But high-end real estate is going gangbusters too. Saunders notes the luxury market is the strongest since 2005 and 2006. While vagaries in the economy and the world at large can undermine second-home sales, which are clearly discretionary purchases, Saunders cites a general confidence. “This market has legs,” he says, “and it will continue to be a strong season unless global conflicts really erupt.”


Has the turmoil in international markets increased the amount of European and other foreign monies being parked in Hamptons real estate? “There has always been international interest, especially in Southampton,” says Saunders. “You can hardly walk down Main Street in the village and hear anyone speaking English. However, while there are some deals with Russians, Chinese, and Europeans, it is not a defining quality of the market. The majority of the buyers are still from New York or the West Coast.”

For those with deep pockets, Saunders is seeing some new construction moving toward adventurous design. “There’s a new estate built by George Gavalas on Daniel’s Lane in Sagaponack that recently listed for $21.9 million,” he says. “It’s beautifully executed.”

The 10,000-square-foot, nine-bedroom, 12-bathroom home with six fireplaces includes three floors, with an elevator and a rooftop widow’s walk featuring a wet bar and ocean views. The property has a 60-foot pool, spa, two pool houses, all-weather tennis court with a basketball system, and a two-car garage with a lift that can accommodate four cars. A Crestron home automation system allows all of the houses’ electronic functions to be controlled from a computer.

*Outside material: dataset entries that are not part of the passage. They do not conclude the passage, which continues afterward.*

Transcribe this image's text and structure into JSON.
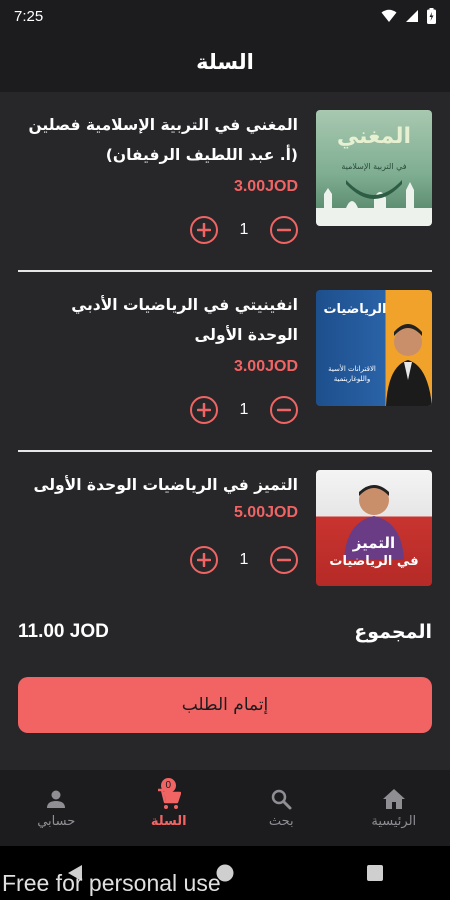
{
  "status_bar": {
    "time": "7:25"
  },
  "app_bar": {
    "title": "السلة"
  },
  "cart_items": [
    {
      "title": "المغني في التربية الإسلامية فصلين (أ. عبد اللطيف الرفيفان)",
      "price": "3.00JOD",
      "quantity": "1",
      "thumb_text": "المغني",
      "thumb_sub": "في التربية الإسلامية"
    },
    {
      "title": "انفينيتي في الرياضيات الأدبي الوحدة الأولى",
      "price": "3.00JOD",
      "quantity": "1",
      "thumb_text": "الرياضيات",
      "thumb_sub": "الاقترانات الأسية واللوغاريتمية"
    },
    {
      "title": "التميز في الرياضيات الوحدة الأولى",
      "price": "5.00JOD",
      "quantity": "1",
      "thumb_text": "التميز",
      "thumb_sub": "في الرياضيات"
    }
  ],
  "total": {
    "label": "المجموع",
    "amount": "11.00 JOD"
  },
  "checkout": {
    "label": "إتمام الطلب"
  },
  "bottom_nav": {
    "items": [
      {
        "label": "الرئيسية",
        "icon": "home-icon"
      },
      {
        "label": "بحث",
        "icon": "search-icon"
      },
      {
        "label": "السلة",
        "icon": "cart-icon",
        "badge": "0"
      },
      {
        "label": "حسابي",
        "icon": "person-icon"
      }
    ]
  },
  "watermark": "Free for personal use",
  "colors": {
    "accent": "#f06464",
    "background": "#27272a",
    "bar": "#1c1c1e"
  }
}
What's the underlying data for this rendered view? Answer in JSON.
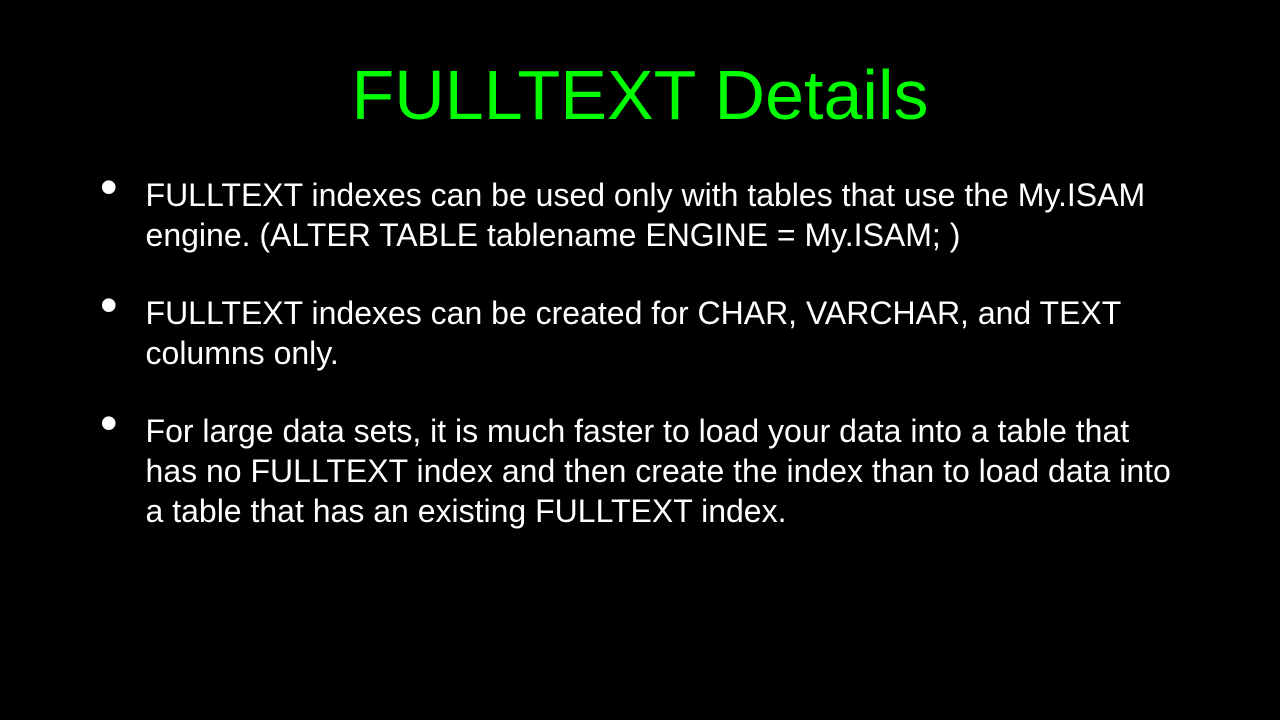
{
  "slide": {
    "title": "FULLTEXT Details",
    "bullets": [
      "FULLTEXT indexes can be used only with tables that use the My.ISAM engine. (ALTER TABLE tablename ENGINE = My.ISAM; )",
      "FULLTEXT indexes can be created for CHAR, VARCHAR, and TEXT columns only.",
      "For large data sets, it is much faster to load your data into a table that has no FULLTEXT index and then create the index than to load data into a table that has an existing FULLTEXT index."
    ]
  }
}
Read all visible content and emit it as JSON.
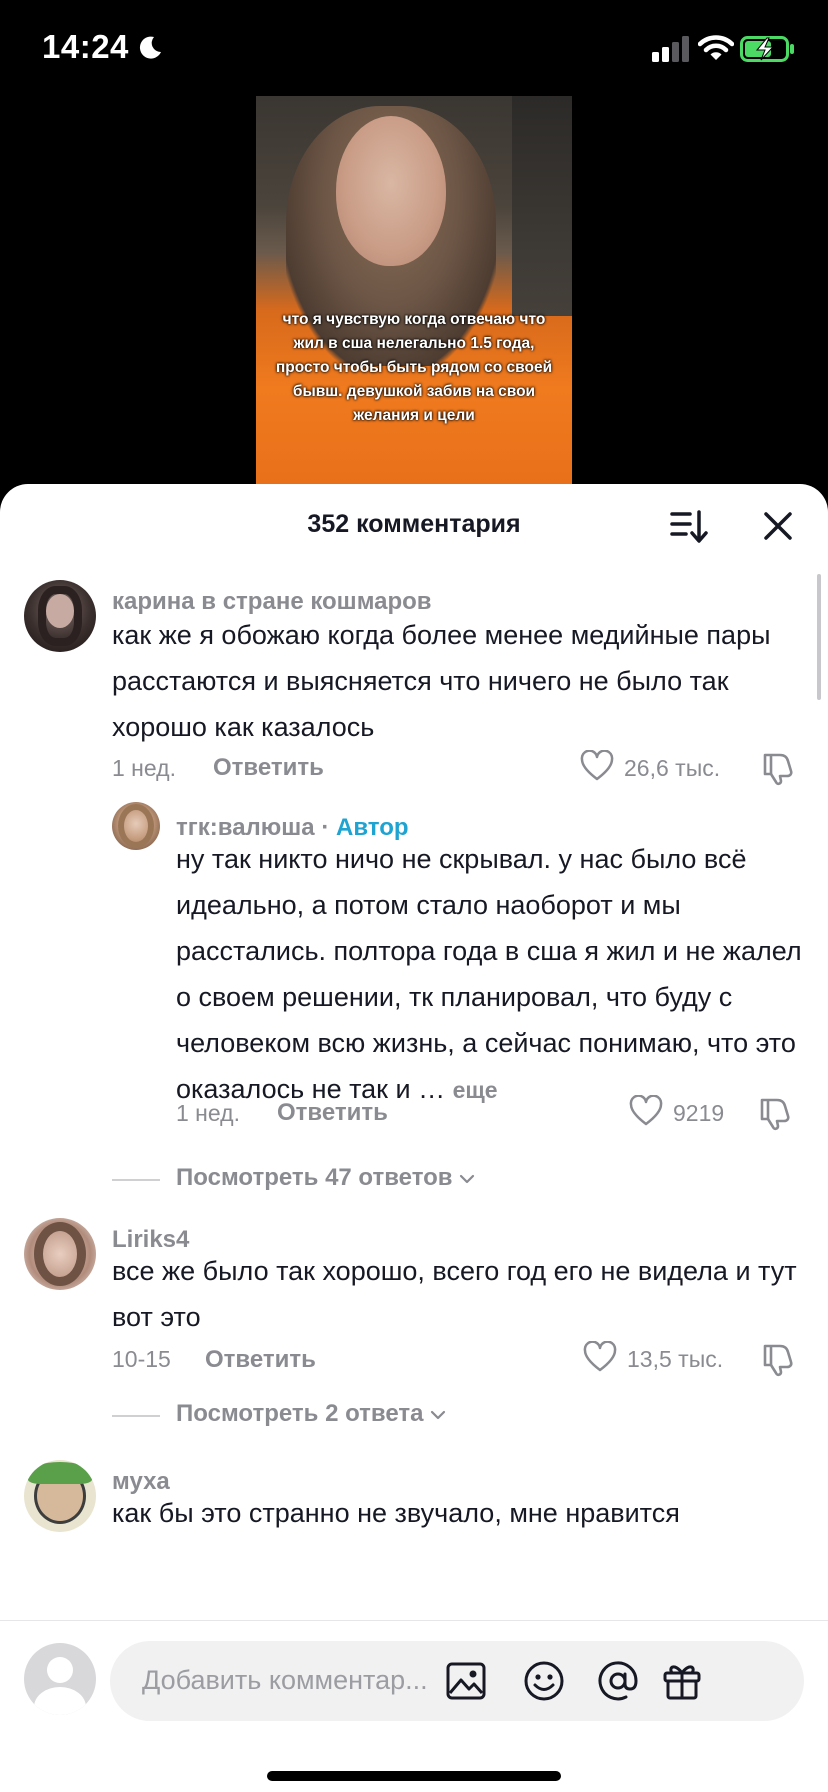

Stuart Epstein of Devlin McNiff Halstead describes the current market as moving sideways. “You can get very granular in terms of percentages of change in different hamlets, but as for the big picture, it is steady as she goes. There’s still an education process for everyone involved and some capitulation by sellers.”


“If it’s slick and sharp, it sells. That’s what the audience wants”

 

He notes that the low end of the market has gotten even lower. “It used to be around $600,000 in the bubble. Now that’s come way down to the mid-$300,000s to mid-$500,000s, which is a price many more people can afford. In the low to middle range, price sensitivity is extremely important as to what’s moving. At every level in the spectrum, however, price is paramount and cash is always king.”

Surprisingly, it’s not only the financial sector of Manhattan that’s driving the market, but many creative people from advertising, publishing, decorating, and fashion, according to Epstein. “Young people of means want to get out of the city—and not just on weekends and in the summer, but all year long,” he says. While flipping houses is certainly a trend of the past, Epstein notes an increase in “developing,” where certain designers create a unique, elegant product for the market. “If it’s slick and sharp, it sells. That’s what the audience wants.”

For an example, he points to Ed Brody’s $3,950,000 listing of a neo-farmhouse in East Hampton. Designer Jeffrey Rosen (now also creative director at Yankee Barn Homes) exports high-quality post-and-beam structures from New Hampshire and custom finishes the interiors for a classic barn look, with 23-foot ceilings plus all new appointments and systems. The 5,000-square-foot, six-bedroom, five-and-a-half-bathroom house with heated pool on half an acre is his second project. The first, on Sherrill Road in the village, was snapped up quickly last year.

What else is hot this summer? “The Lanes” of Amagansett, reaching south of the Montauk Highway to the beach. “Further Lane and Lily Pond never change; they continue to be valuable. There’s nothing new or different, just musical chairs,” says Epstein. “But the Lanes of Amagansett have gone through a transformation. All of the half-acre ranch houses have gradually been purchased or gentrified. We have people on larger properties in less populated areas who want to live closer to the village. The notion of biking or walking to go shopping in the village or to the beach is very appealing.” Houses are now fetching upwards of $5 million, with $225,000 rental seasons.